Gwendoline Christie from Game of Thrones lay still as a stone on a marble circle, as three dark sculptural arms moved around her, as if they were alive.
Following the trajectory of previous shows by Iris Van Herpen, something organically strange or digitally extraordinary was about to happen.
“Basically, the idea comes from a tree in India, which is really beautiful,” said the Amsterdam-based magician of invention. She explained that she was inspired by the “root bridges” of the forests of Cherrapunji in India, where man works with Nature to construct a living bridge across the riverbanks.
As far as I could understand the concept, Gwendoline was supposed to have her circular dress woven on her body during the show. I saw movement, but no sense that the costume of the actress had changed.
The rest of the show presented dresses, lacy and lean, and all rather similar, although iridescent lace, silvered effects and Swarovski crystal all added to a sense of wonder.

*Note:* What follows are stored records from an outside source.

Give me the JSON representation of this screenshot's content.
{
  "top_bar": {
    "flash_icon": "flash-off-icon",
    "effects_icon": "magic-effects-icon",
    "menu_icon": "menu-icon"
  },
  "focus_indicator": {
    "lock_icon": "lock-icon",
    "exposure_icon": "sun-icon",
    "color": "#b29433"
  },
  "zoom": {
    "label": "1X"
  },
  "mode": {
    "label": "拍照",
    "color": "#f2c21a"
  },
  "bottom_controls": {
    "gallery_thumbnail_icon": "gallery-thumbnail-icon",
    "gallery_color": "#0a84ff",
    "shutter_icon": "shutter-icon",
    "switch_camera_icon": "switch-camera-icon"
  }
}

But perhaps Iris needs to expand the clothes, literally from their vertical lines, and to remember that shaping the body is as important in fashion as a magical mystery tour.